Tumbbad: A new depth of horror (Reviews)
Director: Rahi Anil Barve
Starring: Sohum Shah, Deepak Damle, Madhav Hari Joshi, Anita Date and others
Rating: * * * *
Tumbbad may not be for the squeamish, but it raises the bar rather high for Indian horror/ fantasy films that usually follow a familiar template with ghosts or monsters terrorising people who are in the wrong place at the wrong time.
Ominously dark visuals and startling sounds provide the scares; which is why the richly atmospheric Tumbbad, directed by Rahi Anil Barve (co-directed by Adesh Prasad) drawing on mythology, history, fable, the work of Marathi horror writer Narayan Dharap and grandma’s tales, creates an entirely original horror movie that has a lot more to it than the usual schlock.
After the prologue about the Mother Goddess and her greedy son Hastar, the film goes on to the first of its three parts. Set in 1918 in Tumbbad, where it rains non-stop, a woman (Jyoti Malshe) is burdened with the unpleasant task of caring for a zombie-like female ancestor. There is a treasure hidden in the mansion that belongs to the man who has an illegitimate son with this woman, one of whom is Vinayak, with an eye on the cache of gold.
Vinayak grows to be a man (Sohum Shah, also the producer and an actor with a fine screen presence), driven entirely by greed and the desire to get his hands on not just a few gold coins, but the entire hidden treasure.
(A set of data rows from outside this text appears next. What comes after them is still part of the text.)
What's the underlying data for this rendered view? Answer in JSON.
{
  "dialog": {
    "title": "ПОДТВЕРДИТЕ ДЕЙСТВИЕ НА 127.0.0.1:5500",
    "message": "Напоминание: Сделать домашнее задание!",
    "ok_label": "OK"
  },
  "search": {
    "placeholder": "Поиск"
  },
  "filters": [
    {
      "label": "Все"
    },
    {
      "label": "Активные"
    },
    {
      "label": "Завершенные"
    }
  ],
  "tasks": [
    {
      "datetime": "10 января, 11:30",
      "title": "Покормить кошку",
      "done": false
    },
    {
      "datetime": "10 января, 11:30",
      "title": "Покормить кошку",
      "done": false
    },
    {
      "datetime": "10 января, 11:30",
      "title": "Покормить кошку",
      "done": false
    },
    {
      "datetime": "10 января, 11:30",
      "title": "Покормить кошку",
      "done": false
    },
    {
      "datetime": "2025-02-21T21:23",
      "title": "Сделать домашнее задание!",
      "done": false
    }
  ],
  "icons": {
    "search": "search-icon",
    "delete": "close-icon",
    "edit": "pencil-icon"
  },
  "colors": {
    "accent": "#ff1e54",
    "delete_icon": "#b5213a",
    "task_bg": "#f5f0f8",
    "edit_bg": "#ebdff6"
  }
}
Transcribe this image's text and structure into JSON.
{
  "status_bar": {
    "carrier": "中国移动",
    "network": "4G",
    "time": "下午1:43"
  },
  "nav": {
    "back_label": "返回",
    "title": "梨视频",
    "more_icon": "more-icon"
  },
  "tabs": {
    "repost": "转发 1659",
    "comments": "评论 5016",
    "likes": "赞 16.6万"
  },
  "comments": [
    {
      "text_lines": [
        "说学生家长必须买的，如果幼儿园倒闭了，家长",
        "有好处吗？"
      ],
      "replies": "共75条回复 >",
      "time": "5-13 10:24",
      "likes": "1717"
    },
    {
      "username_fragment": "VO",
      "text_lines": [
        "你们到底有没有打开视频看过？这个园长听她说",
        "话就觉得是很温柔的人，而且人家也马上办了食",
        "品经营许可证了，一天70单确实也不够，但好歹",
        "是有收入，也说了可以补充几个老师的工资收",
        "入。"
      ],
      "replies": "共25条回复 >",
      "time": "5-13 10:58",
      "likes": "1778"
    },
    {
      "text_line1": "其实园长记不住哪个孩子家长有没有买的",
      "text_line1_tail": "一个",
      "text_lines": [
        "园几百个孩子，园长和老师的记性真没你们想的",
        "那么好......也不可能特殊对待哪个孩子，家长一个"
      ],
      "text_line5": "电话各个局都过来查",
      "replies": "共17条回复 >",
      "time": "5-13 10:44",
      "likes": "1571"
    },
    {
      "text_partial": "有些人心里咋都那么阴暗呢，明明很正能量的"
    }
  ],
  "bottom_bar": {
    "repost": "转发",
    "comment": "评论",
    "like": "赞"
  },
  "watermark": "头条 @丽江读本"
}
The second part — not too interesting considering what goes before and after — follows Vinayak’s life in Pune, his friendship with Raghav (Deepak Damle) an affair, and then jumps to the end of colonial rule (there is a passing reference to the plot to kill Mahatma Gandhi).
Vinayak returns to the village with his wife (Anita Date) and son Pandurang (Mohammad Samad), whom he has infected with greed too.
There are recurring motifs of the womb, spooky winding passages and the constant sense of dread and foreboding. Even though Vinayak is a rogue, there is something admirable about his reckless courage.
A large part of the credit for the film’s mesmerising visual quality goes to the spectacular production design (Nitin Zihani Choudhary, Rakesh Yadav); Pankaj Kumar’s cinematography and the polished CGI.
Even though it feels like a fireside telling of frightening tales, Tumbbad does not treat the audience like thrill-seeking teens, but leaves a lot to the imagination and interpretation. There are layers of social commentary if the viewer has an eye out for them, and that gives the film a certain unexpected depth.